Words matter. Language matters. Single words can evoke a whole set of connotations and feelings. In the Agile space, the word “waterfall” certainly does that. Every language domain, such as an organization or field of practice, has these words or phrases that have a very specific meaning understood by everyone who’s part of that group. Sometimes they’re neutral, sometimes positive and sometimes they’re just taboo — words you better avoid due to the bad aftertaste or overwhelmingly negative connotations. In a different context or domain, the same word may be completely innocent and neutral — just ask hikers about waterfalls. (In one organization I worked for, you should never mention “productivity”; otherwise, you’d immediately be confronted with visceral reactions and backlash!)
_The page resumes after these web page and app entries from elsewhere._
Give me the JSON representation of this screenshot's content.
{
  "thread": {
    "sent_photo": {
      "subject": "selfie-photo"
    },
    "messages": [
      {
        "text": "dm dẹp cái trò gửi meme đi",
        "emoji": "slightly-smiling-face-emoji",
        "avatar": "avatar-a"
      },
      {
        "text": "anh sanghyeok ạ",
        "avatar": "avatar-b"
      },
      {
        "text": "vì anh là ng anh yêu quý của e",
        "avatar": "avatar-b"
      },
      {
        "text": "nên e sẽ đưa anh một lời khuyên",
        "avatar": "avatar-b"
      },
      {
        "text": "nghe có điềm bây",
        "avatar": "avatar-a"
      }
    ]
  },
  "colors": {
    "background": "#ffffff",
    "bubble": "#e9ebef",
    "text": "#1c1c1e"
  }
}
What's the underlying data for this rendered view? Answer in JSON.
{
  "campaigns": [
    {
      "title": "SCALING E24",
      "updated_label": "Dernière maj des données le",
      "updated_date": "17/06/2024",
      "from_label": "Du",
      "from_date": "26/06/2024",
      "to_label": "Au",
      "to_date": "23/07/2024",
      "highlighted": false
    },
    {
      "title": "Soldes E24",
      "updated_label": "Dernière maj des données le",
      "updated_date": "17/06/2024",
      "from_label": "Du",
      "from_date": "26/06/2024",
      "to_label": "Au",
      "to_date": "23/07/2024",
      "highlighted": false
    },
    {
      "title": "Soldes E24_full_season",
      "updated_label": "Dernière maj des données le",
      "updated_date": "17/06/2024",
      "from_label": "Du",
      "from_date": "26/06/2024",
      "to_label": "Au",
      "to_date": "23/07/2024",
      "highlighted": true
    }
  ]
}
For me, I recently developed an aversion to the use of the word “assign” while working with an Agile team. Its meaning is somewhat innocent on the surface: “to allocate (a job or duty)” or “give work to”. But when I heard it being used, it brought back memories of hierarchical organizations and Taylorism in action: A manager or superior gives a specific item of work to an inferior, a direct report, with the expectation that the work be completed within a short or even pre-determined timeframe while holding that person accountable for completing it in accordance with certain standards.

This thinking makes the hair on the back of my neck stand up. At this point, we should have moved past this. On Scrum teams, we have a prioritized backlog the team pulls work from at sprint planning. The team members self-organize around that work and determine how it should be done and who should be involved based on skill set, availability, as well as interest. Kanban teams pull from the “ready queue” given availability and room within WIP limits. True, there’s still work to be done and business priorities, but nobody assigns anything. It’s assumed that the people closest to the work are in the best position to determine how it should be done and by whom.

So when team members ask that work be assigned to them, e.g. by the Product Owner or the Scrum Master, there’s certainly no ill intent, but it’s showing that either the person doesn’t understand the Agile mindset (yet) or that the team hasn’t fully embraced our new way of working and still employs thinking where hierarchy rules and work must be given to employees (“resources”) by superiors.

Are you seeing this on your team? What should you do? Here are some ideas:

  • Don’t go with the flow and just “assign” work.
  • Emphasize that there’s a prioritized backlog to pull from.
  • Ask questions such as “What do you think we should work on next?”, “Which story do you have the right skill set to pick up?”, or “What’s the top story in our backlog right now?”
  • Encourage the team to self-organize around the work. Don’t get too involved in the “who” and “how”; focus on the “what”. Ask “How do you guys want to tackle this item?”
  • Reinforce that everyone on the team is equal. There are no hierarchies. 
  • Once the team has organized around a work item, ask questions, if necessary, but don’t overrule their decisions.
  • Encourage experimentation and allow the team to fail if needed.

I’m hoping we can agree that the word “assign” really has no good use in an Agile organization. Rather focus on prioritization of work and let the teams pull and organize around it. Even at higher levels in a scaled structure, such as SAFe, the word does not serve a good purpose. Release trains might be allocated to certain applications or strategic objectives and they have backlogs, but there’s still no “assigning” going on.

So please stay away from this word as it embodies anti-patterns and outdated thinking we’re trying to get away from. Instead, coach the team and make it safe for them to engage in self-organization.

What other loaded “anti” words or phases have you come across? Are there ones in your organization that are just too loaded with negative meaning to use?